The French boutique automaker Alpine (pronounced as “el-peen” instead of “el-pine”) axed its last sports car, the A610, in 1995. It was the third and final development of a V6-powered model line that started with the A310 in 1976 and continued with the GTA (Gran Tourisme Alpine) in 1985.
The Alpine GTA was the first Alpine to be designed entirely under Renault’s leadership, with the support of the factory in Dieppe.
The objective was to develop a car whose turbocharged engine made it sporty, whose excellent drag coefficient made it economical to run, and whose handling and interior layout were the last word in modernity. Not only that, but it benefitted from a number of innovations, including flush door windows.
The product managers were confident that this vehicle’s “Renault Alpine” moniker and widespread distribution across the Renault network would be the keys to its success, and it proved notably popular in both Germany and Switzerland, two countries renowned for their exacting demands when it comes to sports cars. A total of 4660 V6 Turbo versions were produced between 1985 and 1990, and 1509 naturally aspirated V6 GT variants.
The A610’s capabilities were entirely in keeping with what was expected of a large European GT car, with first-class levels of comfort and performance.
Right from its launch, the Alpine A610 set out as one of the world’s finest sports cars, with improved roadholding and balance at high speeds, along with enhanced comfort and refinement worthy of a premium executive saloon. Moreover, its generous standard equipment was indicative of this change in philosophy – ABS, air-conditioning, power steering and steering wheel-mounted radio controls, etc. No previous Alpine had ever come so well-equipped.
As an official partner to the 1992 Albertville Winter Olympics, Renault produced a limited-edition run of high-end versions of models from its range.

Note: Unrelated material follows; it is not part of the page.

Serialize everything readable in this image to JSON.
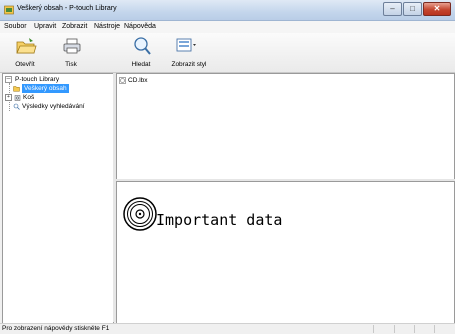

Alpine was represented by the A610, complete with special Gardenia White paintwork, white wheel rims with machined gloss edges, side stripes and a badge bearing the official logo of the Winter Olympic Games, as well as light grey leather upholstery with electric blue piping.
The sportiest edition of the A610 had a turbocharged 3-litre V6 with 250hp, 350Nm and a 5-speed manual gearbox. It did 0-100km/h in 5.7 seconds and hit a top speed of 265km/h. The car’s performance was high enough, but the car’s sales performance wasn’t, so the Dieppe factory killed its fibreglass flagship and switched to making Renault Sport models.
Today, Alpine is back in the compact-coupe game with the new-age A110, which has design elements harking back to the past but is otherwise modern.
Check out these four classic models from Renault’s rich history.